=== THE PROBLEM ===
Return only the number of lines in the material below holding the string "screenshot".

=== SUPPLIED RECORDS ===
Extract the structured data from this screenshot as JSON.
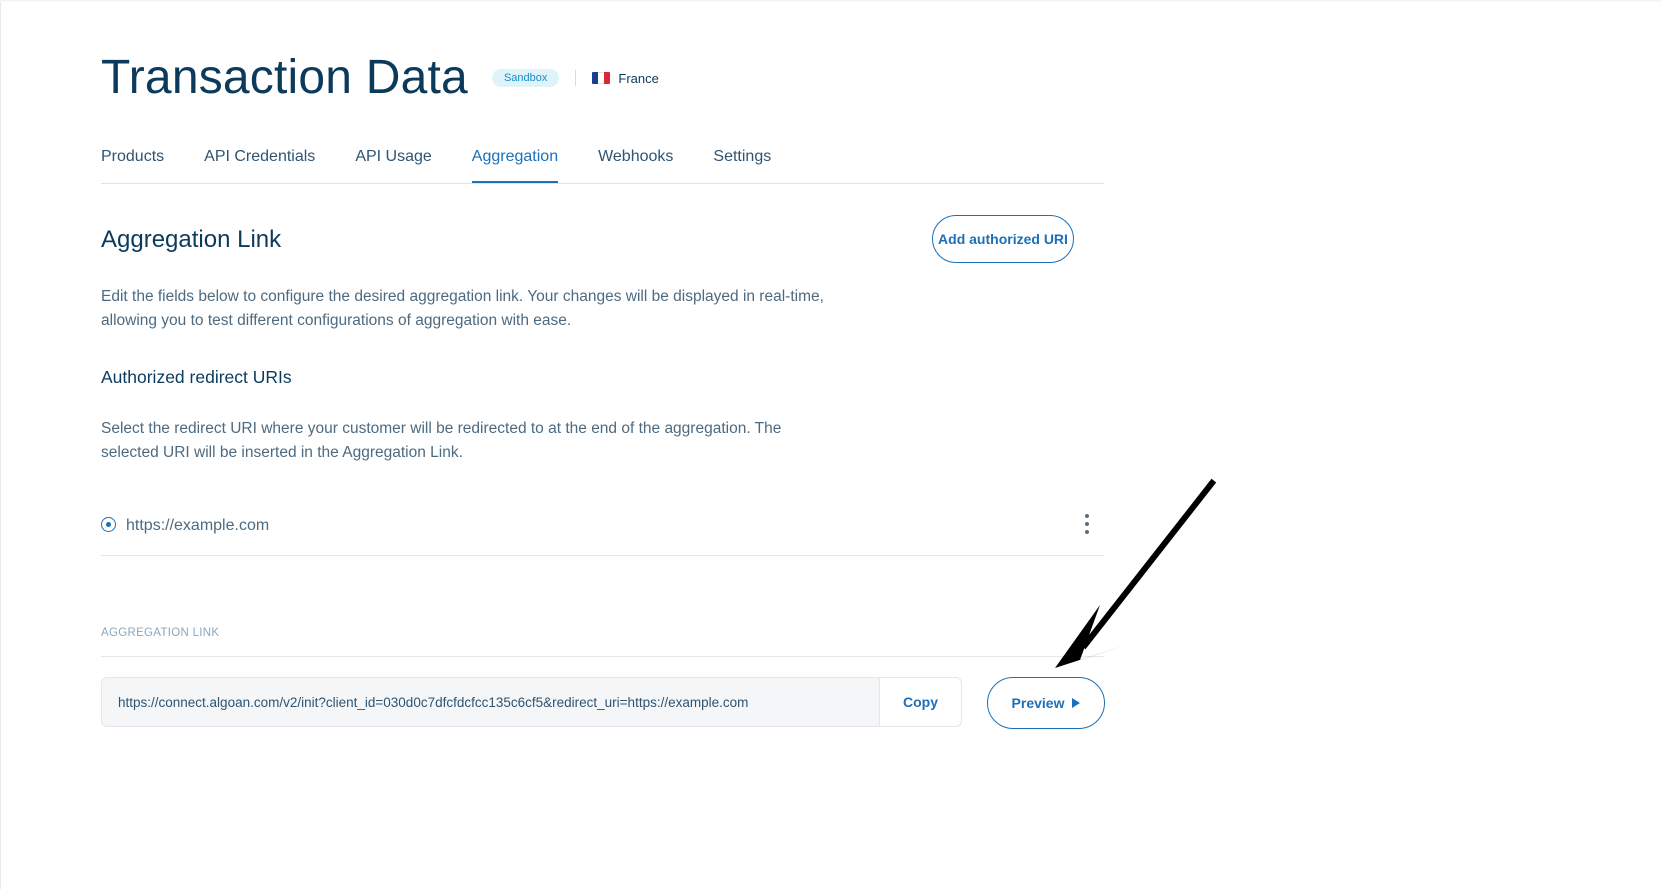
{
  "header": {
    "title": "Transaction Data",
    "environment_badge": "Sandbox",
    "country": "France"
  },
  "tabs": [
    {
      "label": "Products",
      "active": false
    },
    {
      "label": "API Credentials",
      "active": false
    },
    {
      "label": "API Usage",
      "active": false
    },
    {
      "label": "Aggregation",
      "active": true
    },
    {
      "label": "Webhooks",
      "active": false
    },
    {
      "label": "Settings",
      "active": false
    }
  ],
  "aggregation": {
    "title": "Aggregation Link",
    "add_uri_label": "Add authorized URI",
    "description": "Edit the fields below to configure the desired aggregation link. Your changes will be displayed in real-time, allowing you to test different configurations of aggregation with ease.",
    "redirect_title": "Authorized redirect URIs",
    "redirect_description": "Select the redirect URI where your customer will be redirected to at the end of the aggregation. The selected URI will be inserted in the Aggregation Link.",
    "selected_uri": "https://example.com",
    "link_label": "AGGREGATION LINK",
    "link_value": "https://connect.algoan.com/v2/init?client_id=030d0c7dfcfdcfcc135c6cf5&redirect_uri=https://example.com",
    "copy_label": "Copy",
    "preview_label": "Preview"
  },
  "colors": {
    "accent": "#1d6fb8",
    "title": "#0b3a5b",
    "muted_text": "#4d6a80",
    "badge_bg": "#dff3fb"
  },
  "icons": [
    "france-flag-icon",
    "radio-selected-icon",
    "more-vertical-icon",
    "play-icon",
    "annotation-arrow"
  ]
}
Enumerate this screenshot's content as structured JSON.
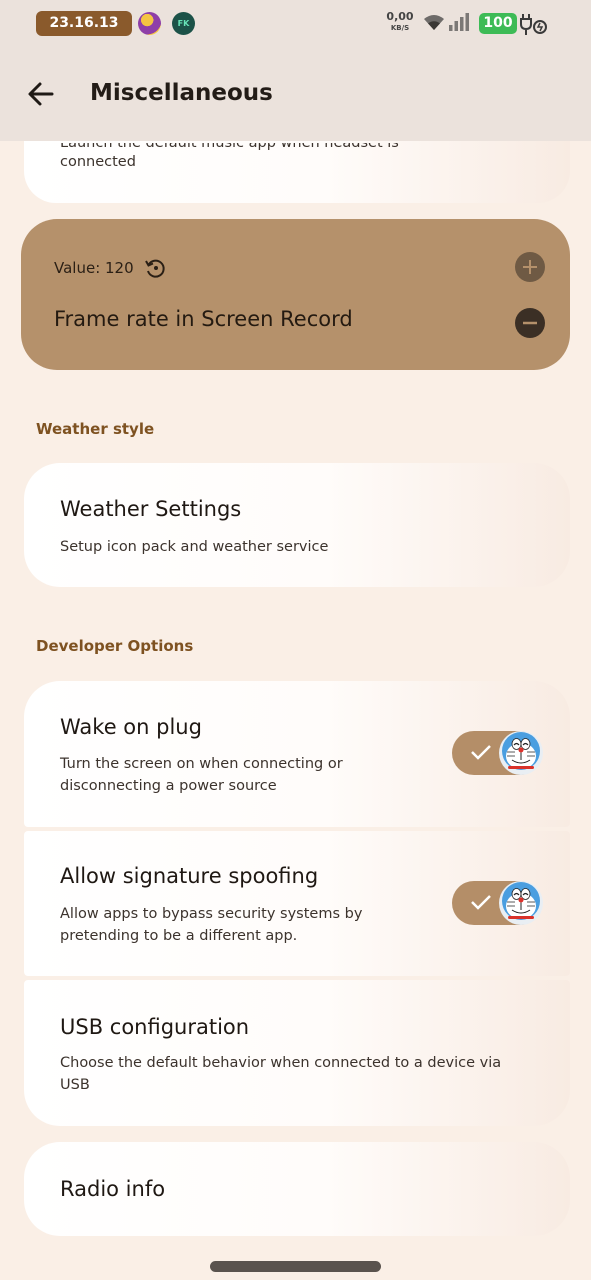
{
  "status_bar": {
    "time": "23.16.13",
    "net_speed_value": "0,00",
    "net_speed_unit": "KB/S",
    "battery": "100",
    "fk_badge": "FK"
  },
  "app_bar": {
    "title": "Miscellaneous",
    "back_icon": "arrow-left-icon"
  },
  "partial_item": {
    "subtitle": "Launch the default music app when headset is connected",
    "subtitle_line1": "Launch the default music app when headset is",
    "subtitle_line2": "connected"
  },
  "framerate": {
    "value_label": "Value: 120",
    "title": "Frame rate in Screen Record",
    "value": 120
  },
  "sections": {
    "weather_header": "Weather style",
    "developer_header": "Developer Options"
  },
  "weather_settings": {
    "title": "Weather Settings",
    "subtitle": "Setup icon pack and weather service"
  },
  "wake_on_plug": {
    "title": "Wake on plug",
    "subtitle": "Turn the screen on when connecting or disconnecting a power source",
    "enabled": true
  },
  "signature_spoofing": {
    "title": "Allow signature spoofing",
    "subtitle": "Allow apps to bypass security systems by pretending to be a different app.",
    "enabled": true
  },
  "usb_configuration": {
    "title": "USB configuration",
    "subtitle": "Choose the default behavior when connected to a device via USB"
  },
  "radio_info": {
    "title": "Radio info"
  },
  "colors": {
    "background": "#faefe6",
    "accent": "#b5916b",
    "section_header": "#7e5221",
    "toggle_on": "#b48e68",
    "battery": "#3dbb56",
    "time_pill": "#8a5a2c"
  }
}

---

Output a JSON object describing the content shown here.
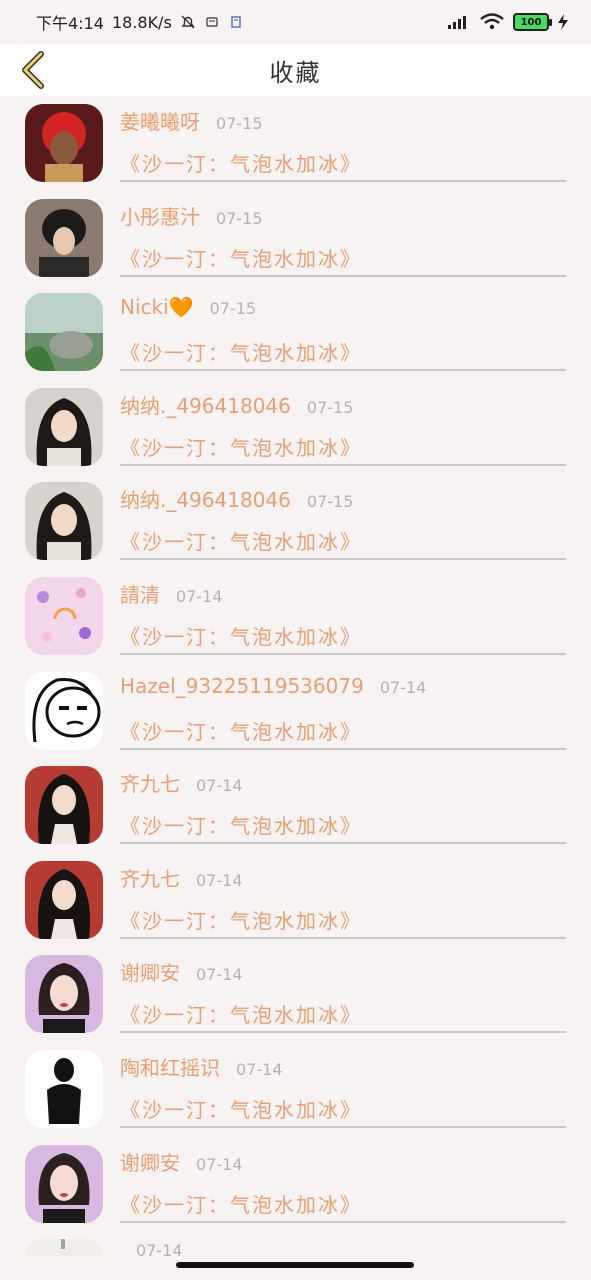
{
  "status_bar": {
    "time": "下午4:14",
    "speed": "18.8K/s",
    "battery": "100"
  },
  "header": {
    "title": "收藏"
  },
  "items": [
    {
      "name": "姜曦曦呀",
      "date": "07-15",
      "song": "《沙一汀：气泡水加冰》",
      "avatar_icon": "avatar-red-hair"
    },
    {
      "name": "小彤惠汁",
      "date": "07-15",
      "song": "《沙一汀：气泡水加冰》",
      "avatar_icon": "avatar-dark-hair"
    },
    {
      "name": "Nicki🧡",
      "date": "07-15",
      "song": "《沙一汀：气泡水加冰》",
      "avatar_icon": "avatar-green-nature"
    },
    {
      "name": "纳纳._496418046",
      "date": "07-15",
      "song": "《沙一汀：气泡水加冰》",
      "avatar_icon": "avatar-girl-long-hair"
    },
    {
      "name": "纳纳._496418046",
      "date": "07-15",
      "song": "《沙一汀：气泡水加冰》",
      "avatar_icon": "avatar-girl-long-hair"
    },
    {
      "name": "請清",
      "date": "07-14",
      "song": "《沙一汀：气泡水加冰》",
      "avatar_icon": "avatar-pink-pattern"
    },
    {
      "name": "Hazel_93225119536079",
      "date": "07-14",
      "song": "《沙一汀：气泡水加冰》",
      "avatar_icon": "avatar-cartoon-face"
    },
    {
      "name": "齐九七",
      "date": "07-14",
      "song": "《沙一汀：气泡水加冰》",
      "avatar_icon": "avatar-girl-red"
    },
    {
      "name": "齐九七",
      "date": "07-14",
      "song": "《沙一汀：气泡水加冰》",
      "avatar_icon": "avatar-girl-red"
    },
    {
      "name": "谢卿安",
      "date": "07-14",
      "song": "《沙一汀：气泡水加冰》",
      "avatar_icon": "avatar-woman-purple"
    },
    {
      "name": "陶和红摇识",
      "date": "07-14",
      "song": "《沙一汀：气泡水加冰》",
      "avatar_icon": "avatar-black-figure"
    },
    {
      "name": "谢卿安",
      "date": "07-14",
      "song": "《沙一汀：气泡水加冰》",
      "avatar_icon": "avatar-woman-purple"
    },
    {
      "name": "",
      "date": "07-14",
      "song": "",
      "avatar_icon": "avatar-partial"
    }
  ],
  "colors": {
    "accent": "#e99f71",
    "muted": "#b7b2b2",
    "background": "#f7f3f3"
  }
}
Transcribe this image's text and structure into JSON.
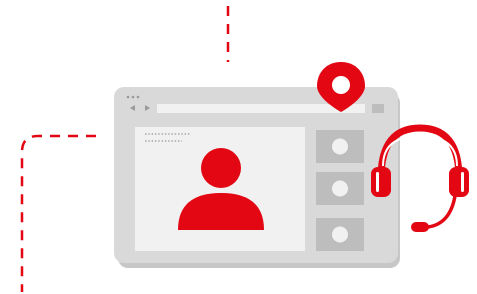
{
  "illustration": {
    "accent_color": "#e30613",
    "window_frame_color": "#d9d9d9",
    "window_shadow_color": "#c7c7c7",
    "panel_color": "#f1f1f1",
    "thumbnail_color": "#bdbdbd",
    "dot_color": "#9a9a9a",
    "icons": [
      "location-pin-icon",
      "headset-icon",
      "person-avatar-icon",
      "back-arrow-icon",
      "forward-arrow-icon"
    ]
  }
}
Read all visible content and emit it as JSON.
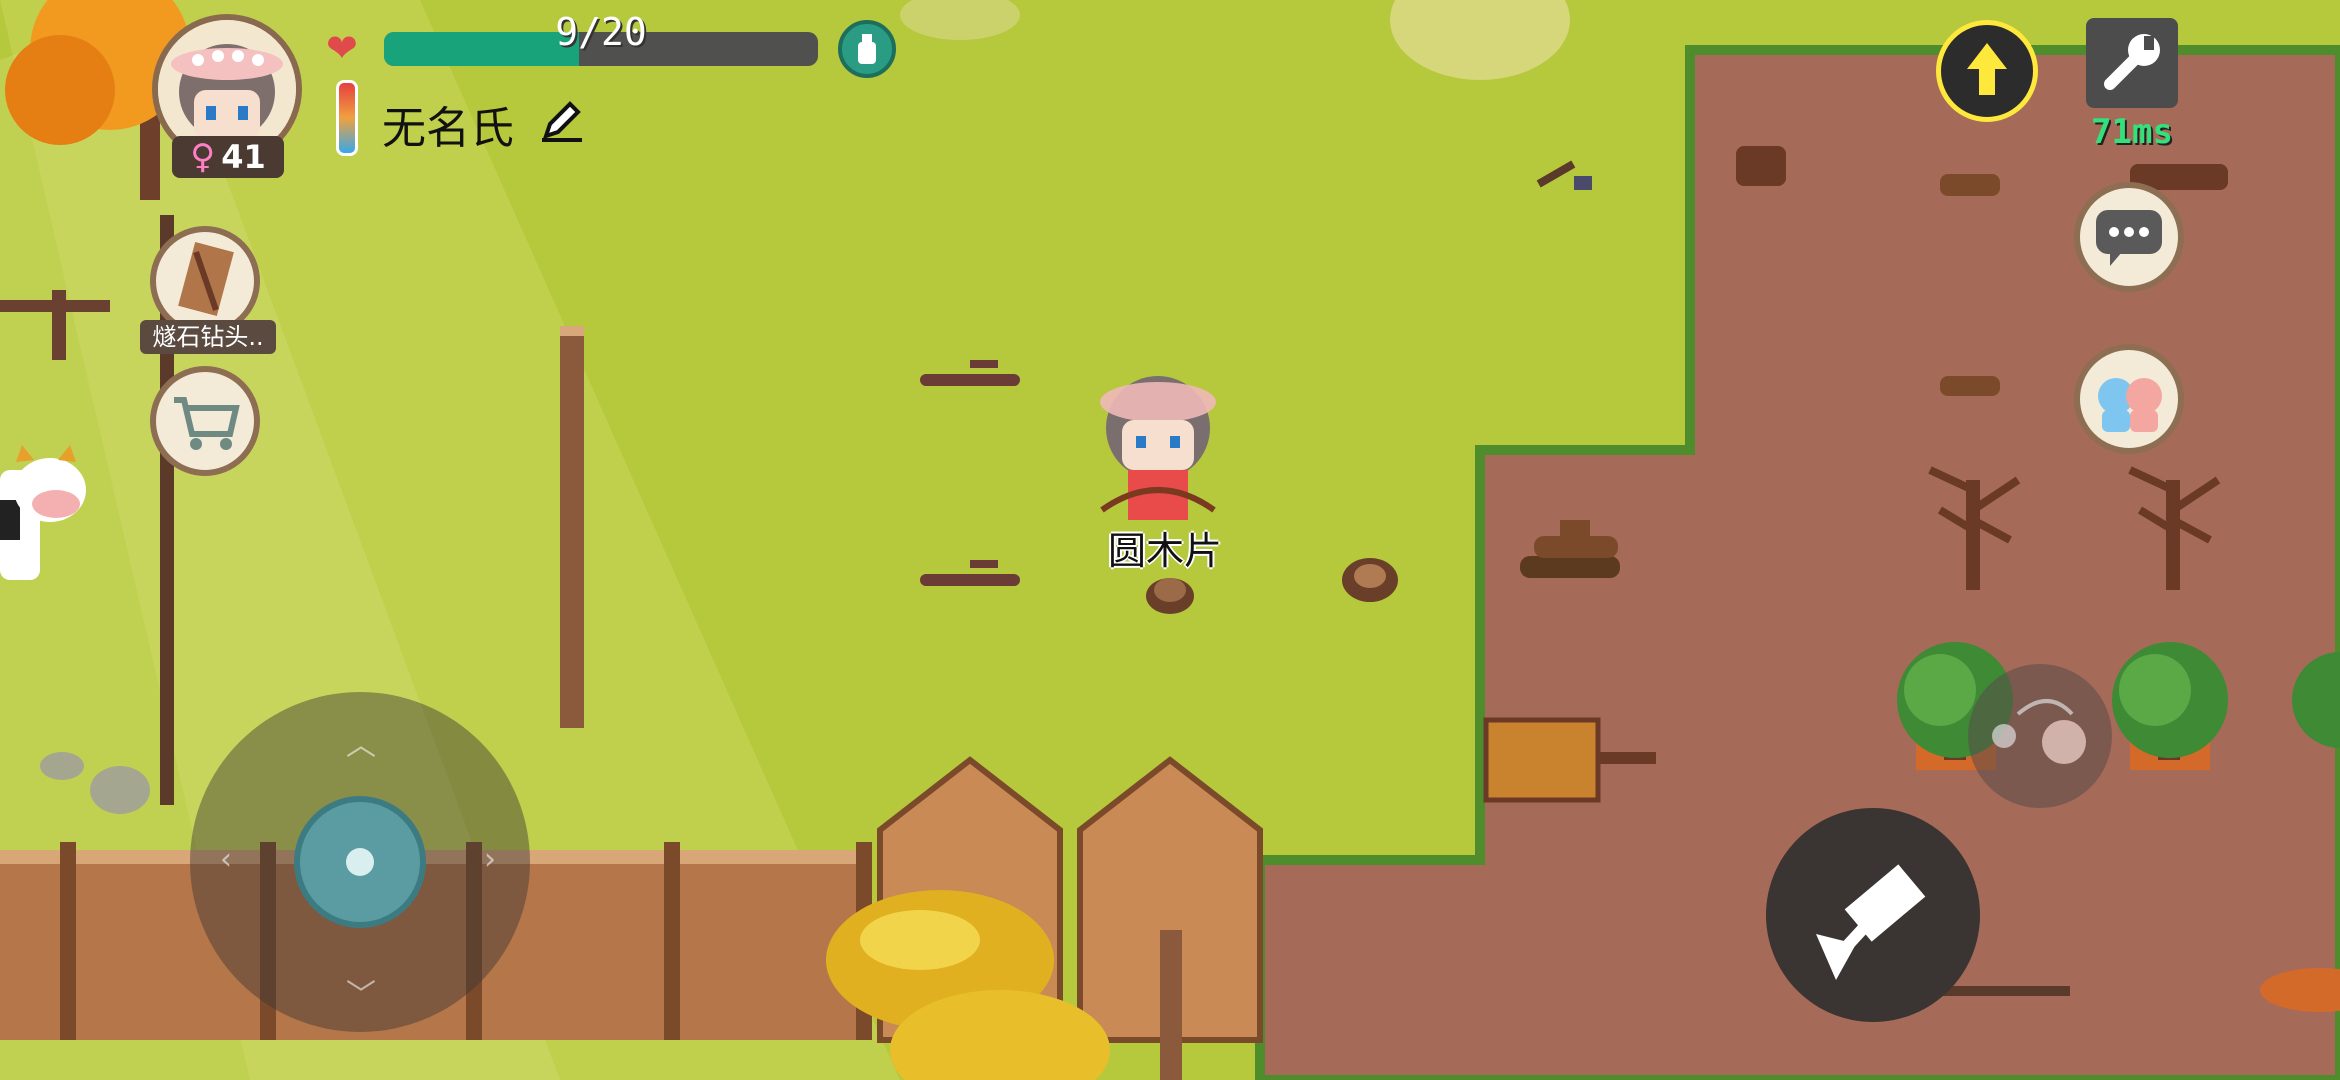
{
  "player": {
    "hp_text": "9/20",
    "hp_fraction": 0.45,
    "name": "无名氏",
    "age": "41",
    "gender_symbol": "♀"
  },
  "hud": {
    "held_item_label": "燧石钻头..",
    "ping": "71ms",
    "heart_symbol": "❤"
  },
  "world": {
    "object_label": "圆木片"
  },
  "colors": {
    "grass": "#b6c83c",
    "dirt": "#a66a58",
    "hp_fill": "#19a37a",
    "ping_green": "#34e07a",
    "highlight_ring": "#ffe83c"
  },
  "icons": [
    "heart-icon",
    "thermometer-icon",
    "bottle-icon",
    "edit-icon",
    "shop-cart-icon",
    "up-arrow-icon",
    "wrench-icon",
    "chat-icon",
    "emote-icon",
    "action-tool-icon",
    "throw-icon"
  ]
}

=== ANSWER BELOW ===
2